Denita Hartfield: On the Outside

U.S. Army Veteran

I’m not what people think a disabled veteran should look like.

Denita Hartfield enlisted in 1992 with plans to be career Army. With passion she moved through assignments, as an analyst, a weapons of mass destruction team leader and leadership training in global positioning systems. She deployed to Iraq for Operations Enduring Freedom and Iraqi Freedom. Then in May 2005 in Mosul, Iraq, her unit was ambushed and her vehicle was propelled into another vehicle.

SERIOUS INJURIES. WOUNDS THAT CAN'T ALWAYS BE SEEN.

A headache indicated that Denita had suffered a traumatic brain injury (TBI) along with cracked ribs and tailbone. She had no visible wounds, but she knew from the pain and ringing in her ears that she was badly hurt. Still, she hid and ignored the pain, not wanting to be sent home. Two weeks after the attack, she collapsed. Fluid had built up around her heart to such a degree that it stopped beating. Then the full extent of her injuries were diagnosed. For more than a year afterward, she endured multiple surgeries and physical therapy.

In 2007, she was medically discharged with an 80 percent service-connected disability rating. In California, Denita, who has a master’s degree in criminal justice and weapons of mass destruction, accepted a job as dean of students at a local business school. She continued to face hardships on the job — not due to her disabilities, but because those disabilities were not apparent. Administrators didn’t understand her injuries, absences or ongoing medical appointments.

[PAVE]...understood the struggles of veterans who work so hard to return to the workforce.

“I’d get ridiculed every time I had to go to a medical appointment,” she said. “I’m not what people think a disabled veteran should look like.” Ultimately, when asked to postpone surgery so her boss could take a personal trip, Denita had reached her limit and left the position.

EDUCATION, EXPERIENCE AND A LITTLE HELP FROM PAVE.

Like so many veterans with catastrophic injuries, an unfruitful two-year search for employment began; meanwhile she continued volunteering on behalf of veterans and speaking to policy makers about the need to assist returning combat veterans. 

Then in March 2011 she began receiving vocational assistance from Joan Haskins, a Paralyzed Veterans of America Operation PAVE (Paving Access for Veterans Employment) counselor. Haskins recognized how Denita’s experience and education made her an attractive candidate for employment.

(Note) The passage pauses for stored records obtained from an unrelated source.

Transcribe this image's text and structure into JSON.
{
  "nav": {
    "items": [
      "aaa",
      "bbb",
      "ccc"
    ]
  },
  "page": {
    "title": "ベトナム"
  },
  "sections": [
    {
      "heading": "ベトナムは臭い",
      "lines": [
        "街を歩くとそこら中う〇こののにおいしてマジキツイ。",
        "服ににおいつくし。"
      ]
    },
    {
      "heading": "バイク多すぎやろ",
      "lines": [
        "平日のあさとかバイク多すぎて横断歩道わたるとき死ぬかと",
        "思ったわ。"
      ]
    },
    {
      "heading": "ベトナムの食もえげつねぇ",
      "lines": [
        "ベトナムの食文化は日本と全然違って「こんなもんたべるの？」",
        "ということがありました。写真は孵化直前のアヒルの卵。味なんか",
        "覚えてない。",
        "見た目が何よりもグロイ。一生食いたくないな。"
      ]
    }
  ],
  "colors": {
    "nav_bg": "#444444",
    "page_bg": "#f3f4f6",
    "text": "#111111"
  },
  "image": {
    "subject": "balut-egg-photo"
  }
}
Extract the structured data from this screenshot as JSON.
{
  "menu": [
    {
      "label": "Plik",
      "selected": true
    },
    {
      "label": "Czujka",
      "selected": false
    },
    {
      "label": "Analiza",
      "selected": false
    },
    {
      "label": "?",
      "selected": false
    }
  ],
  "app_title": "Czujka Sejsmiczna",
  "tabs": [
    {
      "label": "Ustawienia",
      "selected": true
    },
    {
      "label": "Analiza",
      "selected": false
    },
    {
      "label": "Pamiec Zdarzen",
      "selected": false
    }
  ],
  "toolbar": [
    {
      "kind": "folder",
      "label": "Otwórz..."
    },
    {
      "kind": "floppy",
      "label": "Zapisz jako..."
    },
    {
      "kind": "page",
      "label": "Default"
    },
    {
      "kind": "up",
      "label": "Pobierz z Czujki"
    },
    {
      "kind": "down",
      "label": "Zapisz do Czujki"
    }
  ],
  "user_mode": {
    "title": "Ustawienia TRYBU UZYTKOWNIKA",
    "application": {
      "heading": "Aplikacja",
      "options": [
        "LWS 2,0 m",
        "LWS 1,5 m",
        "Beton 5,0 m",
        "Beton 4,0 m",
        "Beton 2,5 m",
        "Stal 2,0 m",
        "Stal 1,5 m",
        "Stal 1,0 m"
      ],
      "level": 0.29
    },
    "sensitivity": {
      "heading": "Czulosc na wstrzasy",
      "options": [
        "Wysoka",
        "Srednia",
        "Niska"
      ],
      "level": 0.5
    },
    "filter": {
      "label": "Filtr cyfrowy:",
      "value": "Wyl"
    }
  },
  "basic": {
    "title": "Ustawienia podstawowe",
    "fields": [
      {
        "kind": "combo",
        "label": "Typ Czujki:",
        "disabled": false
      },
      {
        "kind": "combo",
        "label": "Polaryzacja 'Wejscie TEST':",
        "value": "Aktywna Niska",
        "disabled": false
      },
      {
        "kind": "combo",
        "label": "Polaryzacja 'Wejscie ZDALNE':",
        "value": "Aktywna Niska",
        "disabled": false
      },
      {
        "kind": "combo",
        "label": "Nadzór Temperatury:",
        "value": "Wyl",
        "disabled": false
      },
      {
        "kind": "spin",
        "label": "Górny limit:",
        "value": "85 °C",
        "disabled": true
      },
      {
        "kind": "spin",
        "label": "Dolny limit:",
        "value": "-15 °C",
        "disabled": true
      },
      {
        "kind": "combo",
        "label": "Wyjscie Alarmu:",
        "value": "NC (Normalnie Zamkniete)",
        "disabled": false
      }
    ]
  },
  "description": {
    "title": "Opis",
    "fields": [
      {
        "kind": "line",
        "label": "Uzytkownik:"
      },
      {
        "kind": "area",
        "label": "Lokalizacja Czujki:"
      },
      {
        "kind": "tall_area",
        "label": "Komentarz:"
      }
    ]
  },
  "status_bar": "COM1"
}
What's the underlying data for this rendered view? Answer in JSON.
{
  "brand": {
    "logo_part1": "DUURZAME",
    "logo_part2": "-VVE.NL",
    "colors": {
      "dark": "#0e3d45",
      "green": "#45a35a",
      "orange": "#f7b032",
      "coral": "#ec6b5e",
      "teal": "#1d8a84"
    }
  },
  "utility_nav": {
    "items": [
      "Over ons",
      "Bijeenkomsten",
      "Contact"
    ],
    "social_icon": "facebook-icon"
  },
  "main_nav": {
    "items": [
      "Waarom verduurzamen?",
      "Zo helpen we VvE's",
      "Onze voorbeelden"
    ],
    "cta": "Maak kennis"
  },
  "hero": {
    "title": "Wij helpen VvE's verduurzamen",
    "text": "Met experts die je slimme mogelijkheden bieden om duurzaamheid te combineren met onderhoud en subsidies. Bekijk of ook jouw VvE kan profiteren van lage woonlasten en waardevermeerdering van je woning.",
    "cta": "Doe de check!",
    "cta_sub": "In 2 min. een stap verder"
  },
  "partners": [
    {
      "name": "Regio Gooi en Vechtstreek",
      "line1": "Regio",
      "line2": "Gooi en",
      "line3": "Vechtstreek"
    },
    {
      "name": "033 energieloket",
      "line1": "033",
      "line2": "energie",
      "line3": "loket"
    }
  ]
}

I get the same sense of camaraderie that I felt in the military because we are all focused on the same objective: protecting and serving America...That’s all veterans want to do—continue to serve.

“[Joan] was so encouraging and honestly understood the struggles of veterans who work so hard to return to the workforce,” Denita says. Haskins corresponded with Denita every two weeks, sending links to employment opportunities, providing support documents to increase her visibility among applicants and keeping her engaged.

“I offered information, leads and support as she sought meaningful work which would capitalize on her military skills,” Haskins says. “The whole process of thinking about jobs, researching them, applying and waiting can take such a long time. Denita continued an aggressive job hunt, and I continued to share leads. It was not too long before her résumé and application packages were in front of company HR managers who recognized what Denita had to offer.”

AN IDEAL CANDIDATE. THE PERFECT JOB.

That July, Denita accepted a position with the Department of Justice; her top secret security clearance, military experience and education made her an ideal candidate. She cannot comment on the specifics but says the job is “perfect.”

Her chief, she says, praises her dedication and sense of urgency in everything she is presented, as well as her sense of strategy and calmness in high stress ordeals. And he is proud that she continues to serve veterans despite her new job.

“I get the same sense of camaraderie that I felt in the military because we are all focused on the same objective: protecting and serving America,” she says. “That’s all veterans want to do—continue to serve.”